--- AIM OF THE EXERCISE ---
Give every line below again, exactly as it appears.

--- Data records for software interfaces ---

++++

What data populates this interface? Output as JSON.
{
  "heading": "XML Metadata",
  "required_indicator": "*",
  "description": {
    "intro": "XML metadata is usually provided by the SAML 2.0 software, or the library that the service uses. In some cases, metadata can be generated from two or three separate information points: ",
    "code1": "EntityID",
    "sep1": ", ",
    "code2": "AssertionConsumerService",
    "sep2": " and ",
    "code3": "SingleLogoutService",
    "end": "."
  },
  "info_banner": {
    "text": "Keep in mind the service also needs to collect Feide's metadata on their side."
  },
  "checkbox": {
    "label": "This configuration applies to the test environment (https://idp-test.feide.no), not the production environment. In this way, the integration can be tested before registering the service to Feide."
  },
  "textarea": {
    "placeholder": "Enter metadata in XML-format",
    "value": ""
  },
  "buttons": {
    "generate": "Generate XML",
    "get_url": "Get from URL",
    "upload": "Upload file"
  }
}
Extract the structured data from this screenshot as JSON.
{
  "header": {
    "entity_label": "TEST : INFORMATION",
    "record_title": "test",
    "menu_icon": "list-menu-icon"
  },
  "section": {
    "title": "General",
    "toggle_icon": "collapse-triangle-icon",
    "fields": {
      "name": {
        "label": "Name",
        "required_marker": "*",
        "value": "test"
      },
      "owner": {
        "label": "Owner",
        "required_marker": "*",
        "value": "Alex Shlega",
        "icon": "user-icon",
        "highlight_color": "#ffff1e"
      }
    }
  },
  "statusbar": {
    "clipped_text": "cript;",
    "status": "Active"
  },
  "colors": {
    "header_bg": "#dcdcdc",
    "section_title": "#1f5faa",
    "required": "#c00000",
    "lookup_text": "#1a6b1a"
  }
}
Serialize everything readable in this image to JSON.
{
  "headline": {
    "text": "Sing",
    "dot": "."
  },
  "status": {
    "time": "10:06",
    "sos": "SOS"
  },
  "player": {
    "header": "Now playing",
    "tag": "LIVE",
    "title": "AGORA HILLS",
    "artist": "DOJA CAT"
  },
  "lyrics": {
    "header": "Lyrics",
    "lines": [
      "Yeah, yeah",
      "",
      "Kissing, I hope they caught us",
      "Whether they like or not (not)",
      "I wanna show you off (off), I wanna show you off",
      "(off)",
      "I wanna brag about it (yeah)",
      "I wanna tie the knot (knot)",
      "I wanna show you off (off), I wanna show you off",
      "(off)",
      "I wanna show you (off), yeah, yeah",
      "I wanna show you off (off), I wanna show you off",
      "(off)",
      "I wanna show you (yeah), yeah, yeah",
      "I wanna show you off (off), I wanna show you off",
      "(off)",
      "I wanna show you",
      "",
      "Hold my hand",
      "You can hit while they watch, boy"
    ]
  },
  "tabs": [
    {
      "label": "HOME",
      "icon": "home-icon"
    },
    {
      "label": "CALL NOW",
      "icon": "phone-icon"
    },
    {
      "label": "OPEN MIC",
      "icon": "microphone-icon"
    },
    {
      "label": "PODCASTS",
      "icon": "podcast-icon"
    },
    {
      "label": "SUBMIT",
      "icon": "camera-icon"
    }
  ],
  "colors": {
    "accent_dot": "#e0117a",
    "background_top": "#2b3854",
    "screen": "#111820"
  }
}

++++

--- OUTPUT FOR THIS TASK ---
What data populates this interface? Output as JSON.
{
  "heading": "XML Metadata",
  "required_indicator": "*",
  "description": {
    "intro": "XML metadata is usually provided by the SAML 2.0 software, or the library that the service uses. In some cases, metadata can be generated from two or three separate information points: ",
    "code1": "EntityID",
    "sep1": ", ",
    "code2": "AssertionConsumerService",
    "sep2": " and ",
    "code3": "SingleLogoutService",
    "end": "."
  },
  "info_banner": {
    "text": "Keep in mind the service also needs to collect Feide's metadata on their side."
  },
  "checkbox": {
    "label": "This configuration applies to the test environment (https://idp-test.feide.no), not the production environment. In this way, the integration can be tested before registering the service to Feide."
  },
  "textarea": {
    "placeholder": "Enter metadata in XML-format",
    "value": ""
  },
  "buttons": {
    "generate": "Generate XML",
    "get_url": "Get from URL",
    "upload": "Upload file"
  }
}
Extract the structured data from this screenshot as JSON.
{
  "header": {
    "entity_label": "TEST : INFORMATION",
    "record_title": "test",
    "menu_icon": "list-menu-icon"
  },
  "section": {
    "title": "General",
    "toggle_icon": "collapse-triangle-icon",
    "fields": {
      "name": {
        "label": "Name",
        "required_marker": "*",
        "value": "test"
      },
      "owner": {
        "label": "Owner",
        "required_marker": "*",
        "value": "Alex Shlega",
        "icon": "user-icon",
        "highlight_color": "#ffff1e"
      }
    }
  },
  "statusbar": {
    "clipped_text": "cript;",
    "status": "Active"
  },
  "colors": {
    "header_bg": "#dcdcdc",
    "section_title": "#1f5faa",
    "required": "#c00000",
    "lookup_text": "#1a6b1a"
  }
}
Serialize everything readable in this image to JSON.
{
  "headline": {
    "text": "Sing",
    "dot": "."
  },
  "status": {
    "time": "10:06",
    "sos": "SOS"
  },
  "player": {
    "header": "Now playing",
    "tag": "LIVE",
    "title": "AGORA HILLS",
    "artist": "DOJA CAT"
  },
  "lyrics": {
    "header": "Lyrics",
    "lines": [
      "Yeah, yeah",
      "",
      "Kissing, I hope they caught us",
      "Whether they like or not (not)",
      "I wanna show you off (off), I wanna show you off",
      "(off)",
      "I wanna brag about it (yeah)",
      "I wanna tie the knot (knot)",
      "I wanna show you off (off), I wanna show you off",
      "(off)",
      "I wanna show you (off), yeah, yeah",
      "I wanna show you off (off), I wanna show you off",
      "(off)",
      "I wanna show you (yeah), yeah, yeah",
      "I wanna show you off (off), I wanna show you off",
      "(off)",
      "I wanna show you",
      "",
      "Hold my hand",
      "You can hit while they watch, boy"
    ]
  },
  "tabs": [
    {
      "label": "HOME",
      "icon": "home-icon"
    },
    {
      "label": "CALL NOW",
      "icon": "phone-icon"
    },
    {
      "label": "OPEN MIC",
      "icon": "microphone-icon"
    },
    {
      "label": "PODCASTS",
      "icon": "podcast-icon"
    },
    {
      "label": "SUBMIT",
      "icon": "camera-icon"
    }
  ],
  "colors": {
    "accent_dot": "#e0117a",
    "background_top": "#2b3854",
    "screen": "#111820"
  }
}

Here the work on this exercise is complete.